A little side note: what is the difference between a “buffer” and a “polisher”? The terms “polisher” and “buffer” are interchanged often in this industry. A “polisher” is a machine that polishes. A “buffer,” according to the dictionary, is a mechanical device that buffs or polishes. So, the bottom line is that it is correct to use either name for the machine that we use to polish the exterior paint surface of a vehicle. There is no distinction.
However, there is a very important distinction between a random-orbit/ dual-action polisher/buffer and a simple rotary polisher/buffer. The former, as described earlier, spins and oscillates. The latter just spins. It simply rotates. Hence the name. The simple rotary buffer is also known by many as a “high-speed polisher.” This label comes from the fact that, in years past, the simple rotary polisher used a relatively high rpm (revolutions per minute). As we will see later in this discussion, “high-speed” may no longer be the best moniker for this device.
The simple rotation of a high-speed polisher makes for a difference in the effect that the polisher has on the paint surface to which it is being applied. The simple spinning motion allows for the potential for a tremendous build-up of friction and heat. It is this heat and friction that makes the rotary polisher the best choice for efficient and effective perfection of the appearance of the paint.

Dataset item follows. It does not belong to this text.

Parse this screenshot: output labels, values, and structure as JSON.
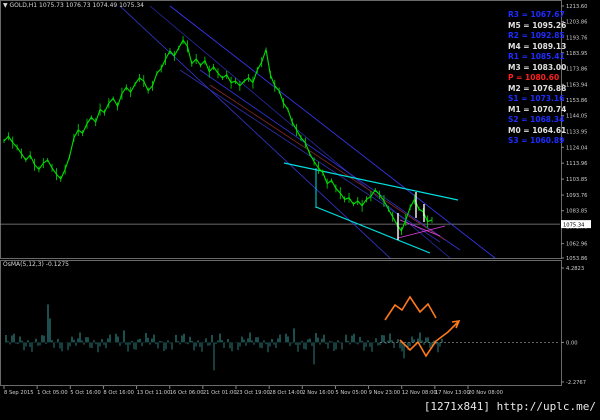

It also makes the high-speed polisher a device that, if used incorrectly, can cause paint damage. Most of us are familiar with the two most common types of paint damage that can be caused by a simple rotary polisher — swirl marks and paint “burning.” It is important to realize, however, that this damage can only happen if the device is being used inappropriately.
Inappropriate use of a high-speed polisher can occur due to any one or more of the following variables: choice of paint correcting chemical; choice of polishing pad; speed at which the polisher is set; and polishing technique.
Well, I have successfully dived into the deep end of the equipment discussion, and it’s going to take more than one column to swim to the side of the pool. So, stayed tuned until next month, when I will continue the lengthy topic of detailing equipment.
Prentice St. Clair is president of Detail in Progress, a San Diego-based automotive reconditioning consulting firm. To contact him, e-mail Prentice@DetailinProgress.com or call (619) 701-1100.